*** PROVIDED ENTRIES ***

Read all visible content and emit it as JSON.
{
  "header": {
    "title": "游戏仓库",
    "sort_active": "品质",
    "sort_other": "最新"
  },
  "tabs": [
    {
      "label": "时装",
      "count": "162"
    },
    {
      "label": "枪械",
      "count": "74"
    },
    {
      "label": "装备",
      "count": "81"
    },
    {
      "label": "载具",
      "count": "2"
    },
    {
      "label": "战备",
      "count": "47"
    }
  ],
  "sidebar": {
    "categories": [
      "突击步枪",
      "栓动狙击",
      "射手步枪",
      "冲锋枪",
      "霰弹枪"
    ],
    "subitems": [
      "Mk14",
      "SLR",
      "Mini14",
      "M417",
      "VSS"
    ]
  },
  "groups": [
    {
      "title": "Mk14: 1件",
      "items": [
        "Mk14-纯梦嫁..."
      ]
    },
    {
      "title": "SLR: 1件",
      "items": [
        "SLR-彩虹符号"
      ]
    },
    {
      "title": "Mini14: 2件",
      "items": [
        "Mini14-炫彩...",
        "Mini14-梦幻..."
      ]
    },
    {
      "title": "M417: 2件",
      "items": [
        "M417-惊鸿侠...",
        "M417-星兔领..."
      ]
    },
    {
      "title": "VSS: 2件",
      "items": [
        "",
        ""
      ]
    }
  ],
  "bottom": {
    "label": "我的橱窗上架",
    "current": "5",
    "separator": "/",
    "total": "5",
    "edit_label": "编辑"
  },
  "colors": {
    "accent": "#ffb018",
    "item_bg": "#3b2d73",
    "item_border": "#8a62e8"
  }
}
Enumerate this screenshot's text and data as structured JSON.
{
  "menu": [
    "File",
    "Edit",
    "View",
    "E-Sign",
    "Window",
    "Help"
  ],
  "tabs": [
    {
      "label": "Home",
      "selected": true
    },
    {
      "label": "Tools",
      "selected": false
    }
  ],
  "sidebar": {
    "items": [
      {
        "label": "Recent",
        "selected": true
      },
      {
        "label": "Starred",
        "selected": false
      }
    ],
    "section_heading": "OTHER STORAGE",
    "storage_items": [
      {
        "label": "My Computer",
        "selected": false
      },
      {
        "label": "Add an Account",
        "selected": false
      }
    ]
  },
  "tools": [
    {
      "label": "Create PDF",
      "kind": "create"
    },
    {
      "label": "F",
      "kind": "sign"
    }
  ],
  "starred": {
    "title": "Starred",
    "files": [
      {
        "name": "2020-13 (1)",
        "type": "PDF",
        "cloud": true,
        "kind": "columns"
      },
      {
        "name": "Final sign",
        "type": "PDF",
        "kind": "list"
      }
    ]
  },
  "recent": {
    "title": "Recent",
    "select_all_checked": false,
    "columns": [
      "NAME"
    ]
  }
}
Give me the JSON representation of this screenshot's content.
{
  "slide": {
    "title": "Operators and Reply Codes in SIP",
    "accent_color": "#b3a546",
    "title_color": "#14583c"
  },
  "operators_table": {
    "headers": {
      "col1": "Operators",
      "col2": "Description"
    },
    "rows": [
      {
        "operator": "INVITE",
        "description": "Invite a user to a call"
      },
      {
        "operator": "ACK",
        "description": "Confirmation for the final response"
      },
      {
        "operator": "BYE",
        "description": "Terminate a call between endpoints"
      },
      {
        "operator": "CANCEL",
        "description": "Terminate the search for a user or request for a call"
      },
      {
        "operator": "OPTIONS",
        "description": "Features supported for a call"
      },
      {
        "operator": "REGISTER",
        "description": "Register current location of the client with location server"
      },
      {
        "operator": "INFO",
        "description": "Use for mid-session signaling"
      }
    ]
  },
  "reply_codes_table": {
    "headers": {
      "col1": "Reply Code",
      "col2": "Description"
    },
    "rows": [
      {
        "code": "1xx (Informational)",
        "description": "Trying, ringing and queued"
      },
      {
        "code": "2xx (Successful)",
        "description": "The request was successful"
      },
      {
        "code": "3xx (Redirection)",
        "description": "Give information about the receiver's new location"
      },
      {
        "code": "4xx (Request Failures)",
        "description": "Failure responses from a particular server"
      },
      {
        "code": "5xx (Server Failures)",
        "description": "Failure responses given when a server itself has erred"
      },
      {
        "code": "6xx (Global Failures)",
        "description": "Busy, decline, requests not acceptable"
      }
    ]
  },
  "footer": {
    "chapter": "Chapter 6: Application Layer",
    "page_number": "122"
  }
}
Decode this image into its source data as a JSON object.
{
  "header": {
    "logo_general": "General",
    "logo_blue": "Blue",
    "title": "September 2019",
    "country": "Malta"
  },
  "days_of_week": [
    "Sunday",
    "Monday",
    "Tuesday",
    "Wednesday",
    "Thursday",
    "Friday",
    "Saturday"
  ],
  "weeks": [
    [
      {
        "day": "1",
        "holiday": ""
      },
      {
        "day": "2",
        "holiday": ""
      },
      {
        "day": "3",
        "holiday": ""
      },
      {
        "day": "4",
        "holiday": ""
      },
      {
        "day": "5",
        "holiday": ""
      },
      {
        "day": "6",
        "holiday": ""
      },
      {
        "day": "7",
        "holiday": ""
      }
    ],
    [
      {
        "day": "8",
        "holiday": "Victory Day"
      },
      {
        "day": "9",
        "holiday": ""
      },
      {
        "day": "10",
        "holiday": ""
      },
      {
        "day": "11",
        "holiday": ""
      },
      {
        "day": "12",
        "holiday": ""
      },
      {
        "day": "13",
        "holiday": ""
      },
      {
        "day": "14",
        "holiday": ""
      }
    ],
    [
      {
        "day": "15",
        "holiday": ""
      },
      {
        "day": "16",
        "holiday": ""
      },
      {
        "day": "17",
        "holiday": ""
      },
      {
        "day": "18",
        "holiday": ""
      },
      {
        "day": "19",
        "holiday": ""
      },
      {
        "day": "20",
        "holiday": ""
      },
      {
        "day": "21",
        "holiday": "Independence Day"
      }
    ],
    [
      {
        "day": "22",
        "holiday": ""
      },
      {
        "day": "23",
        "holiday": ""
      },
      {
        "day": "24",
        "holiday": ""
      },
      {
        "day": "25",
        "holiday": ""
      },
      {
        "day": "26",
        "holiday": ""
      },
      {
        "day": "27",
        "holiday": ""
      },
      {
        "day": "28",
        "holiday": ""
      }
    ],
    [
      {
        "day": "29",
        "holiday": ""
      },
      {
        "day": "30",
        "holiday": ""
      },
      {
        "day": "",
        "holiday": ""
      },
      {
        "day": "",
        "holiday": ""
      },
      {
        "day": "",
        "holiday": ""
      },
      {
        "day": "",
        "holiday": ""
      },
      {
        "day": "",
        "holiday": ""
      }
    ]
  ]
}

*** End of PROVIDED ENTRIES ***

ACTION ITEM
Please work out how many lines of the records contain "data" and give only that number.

ANSWER BOX
2